● **Work instruction**
When a line in the records contains the string "value", copy that line.

● **Supplied records**
::::::::::

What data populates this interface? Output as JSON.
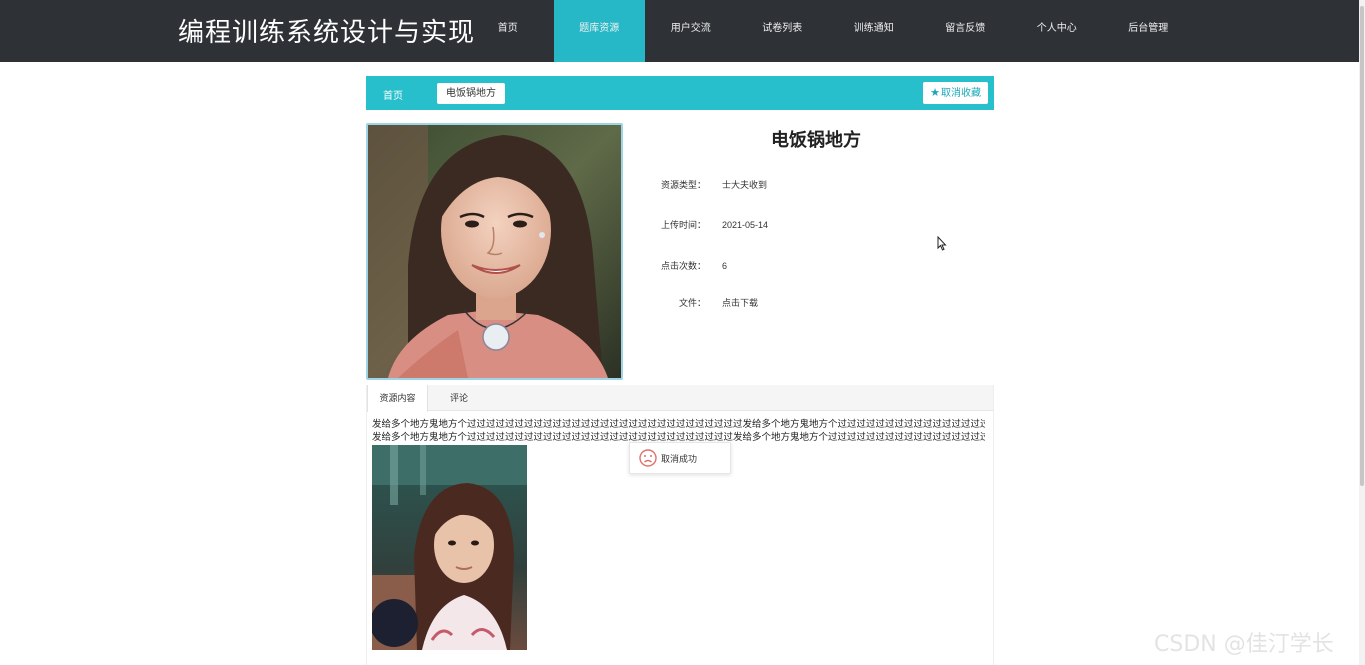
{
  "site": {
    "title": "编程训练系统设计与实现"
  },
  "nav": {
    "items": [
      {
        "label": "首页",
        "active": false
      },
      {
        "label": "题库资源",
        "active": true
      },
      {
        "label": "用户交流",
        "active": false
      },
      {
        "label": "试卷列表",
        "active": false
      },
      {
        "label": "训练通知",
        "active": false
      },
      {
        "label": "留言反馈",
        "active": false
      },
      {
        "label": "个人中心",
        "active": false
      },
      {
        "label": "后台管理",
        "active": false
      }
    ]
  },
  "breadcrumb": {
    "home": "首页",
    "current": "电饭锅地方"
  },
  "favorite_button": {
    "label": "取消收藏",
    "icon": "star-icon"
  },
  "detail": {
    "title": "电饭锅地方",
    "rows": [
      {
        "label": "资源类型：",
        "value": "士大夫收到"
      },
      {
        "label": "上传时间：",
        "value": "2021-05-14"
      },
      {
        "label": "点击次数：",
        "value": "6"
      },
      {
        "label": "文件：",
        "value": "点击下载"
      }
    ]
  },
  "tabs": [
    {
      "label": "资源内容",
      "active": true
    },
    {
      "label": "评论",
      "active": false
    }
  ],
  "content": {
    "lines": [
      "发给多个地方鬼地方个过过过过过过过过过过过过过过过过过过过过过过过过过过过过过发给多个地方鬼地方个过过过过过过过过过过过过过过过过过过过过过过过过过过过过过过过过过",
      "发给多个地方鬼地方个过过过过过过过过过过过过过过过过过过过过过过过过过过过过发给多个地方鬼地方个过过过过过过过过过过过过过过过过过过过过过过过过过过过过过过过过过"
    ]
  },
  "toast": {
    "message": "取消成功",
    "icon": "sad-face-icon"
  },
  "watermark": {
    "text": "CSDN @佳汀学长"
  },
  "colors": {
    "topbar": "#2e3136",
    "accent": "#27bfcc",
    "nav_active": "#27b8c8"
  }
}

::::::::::

● **Reply to the exercise**
        "value": "士大夫收到"
        "value": "2021-05-14"
        "value": "6"
        "value": "点击下载"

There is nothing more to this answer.